Washington, D.C. — Yesterday the U.S. House of Representatives Homeland Security Committee released a report requested by U.S. Rep. Bob Etheridge (D-Lillington) that detailed billions of dollars of wasteful spending on contracts awarded for the recovery and reconstruction following Hurricane Katrina.
The report, “One Year Later: Katrina’s Waste,” found that one year after Katrina, the Department of Homeland Security has still not made changes that would protect the American people and prevent this kind of waste in the future .
“The Administration’s failed leadership puts lives at risk and these irresponsible contracting processes have cost taxpayers billions of dollars,” said Etheridge, the ranking member of the Homeland Security Subcommittee on Investigations.
“Congress must exercise its oversight of FEMA and the Department of Homeland Security to reform the contracting process. This is not only about saving taxpayers money: it’s about ensuring that FEMA gets the job done. A year after Hurricane Katrina hit, the damage is still not cleaned up in the Gulf Coast, and these contracting processes are partly to blame.”
The report identified $7 billion in contracts, much of which was spent wastefully. At the time Katrina struck, the Federal Emergency Management Agency’s procurement office had only one-third of the staff that senior Department of Homeland Security leaders knew were needed to perform the office’s day-to-day functions.
On June 14, Etheridge asked the chairman of the subcommittee to hold hearings on contracting abuse. As of today, a hearing still has not been scheduled.
The report found the waste was caused by:

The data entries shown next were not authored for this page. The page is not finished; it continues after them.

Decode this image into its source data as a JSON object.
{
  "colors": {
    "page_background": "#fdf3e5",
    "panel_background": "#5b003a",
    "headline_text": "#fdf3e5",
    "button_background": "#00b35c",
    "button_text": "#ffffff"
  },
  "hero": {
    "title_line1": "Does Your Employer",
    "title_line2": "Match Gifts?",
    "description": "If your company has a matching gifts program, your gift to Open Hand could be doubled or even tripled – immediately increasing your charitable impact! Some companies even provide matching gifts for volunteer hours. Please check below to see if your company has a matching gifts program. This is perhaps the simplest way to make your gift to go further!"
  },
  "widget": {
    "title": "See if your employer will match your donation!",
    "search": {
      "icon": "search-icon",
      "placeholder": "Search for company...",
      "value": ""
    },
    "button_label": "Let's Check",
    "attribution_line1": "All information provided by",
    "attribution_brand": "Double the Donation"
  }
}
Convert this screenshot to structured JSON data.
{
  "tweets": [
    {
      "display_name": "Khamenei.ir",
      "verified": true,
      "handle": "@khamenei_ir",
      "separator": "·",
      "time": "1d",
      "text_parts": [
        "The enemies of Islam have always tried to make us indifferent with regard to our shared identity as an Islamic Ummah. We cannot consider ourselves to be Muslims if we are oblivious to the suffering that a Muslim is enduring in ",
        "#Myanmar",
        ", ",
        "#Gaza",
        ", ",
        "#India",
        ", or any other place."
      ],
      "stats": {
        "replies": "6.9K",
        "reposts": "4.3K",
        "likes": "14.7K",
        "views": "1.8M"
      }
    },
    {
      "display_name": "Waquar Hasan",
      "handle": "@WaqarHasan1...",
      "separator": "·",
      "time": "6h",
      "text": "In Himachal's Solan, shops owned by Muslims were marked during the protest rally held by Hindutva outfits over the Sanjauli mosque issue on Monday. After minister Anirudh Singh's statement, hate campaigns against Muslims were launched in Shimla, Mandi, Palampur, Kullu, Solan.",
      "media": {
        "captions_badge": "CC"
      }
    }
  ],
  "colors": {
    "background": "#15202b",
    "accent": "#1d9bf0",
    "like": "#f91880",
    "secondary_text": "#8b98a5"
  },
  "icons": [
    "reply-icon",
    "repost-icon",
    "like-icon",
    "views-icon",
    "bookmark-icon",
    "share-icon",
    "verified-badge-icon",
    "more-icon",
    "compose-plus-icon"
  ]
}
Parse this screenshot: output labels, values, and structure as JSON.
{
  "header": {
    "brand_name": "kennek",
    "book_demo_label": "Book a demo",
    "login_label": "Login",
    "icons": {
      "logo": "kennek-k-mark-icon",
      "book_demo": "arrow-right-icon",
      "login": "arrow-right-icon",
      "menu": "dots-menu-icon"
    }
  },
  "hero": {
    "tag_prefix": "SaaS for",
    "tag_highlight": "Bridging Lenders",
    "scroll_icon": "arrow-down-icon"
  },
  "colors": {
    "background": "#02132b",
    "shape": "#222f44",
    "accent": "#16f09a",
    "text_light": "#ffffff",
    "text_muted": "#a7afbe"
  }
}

* Sole-source contracts being issued at exorbitant prices;
* Local and small businesses being excluded from recovery contracts;
* Contracts with four or more layers of subcontractors collecting a cut, while the people doing the actual work receive pennies on the dollar;
* Rushed decisions made in the midst of a crisis because funding was never provided for proper planning
* A failure to rebid competitive contracts that were issued sole-source in the days immediately before and after the storm.
To read the full report, please visit www.house.gov/etheridge/KatrinaReport.pdf.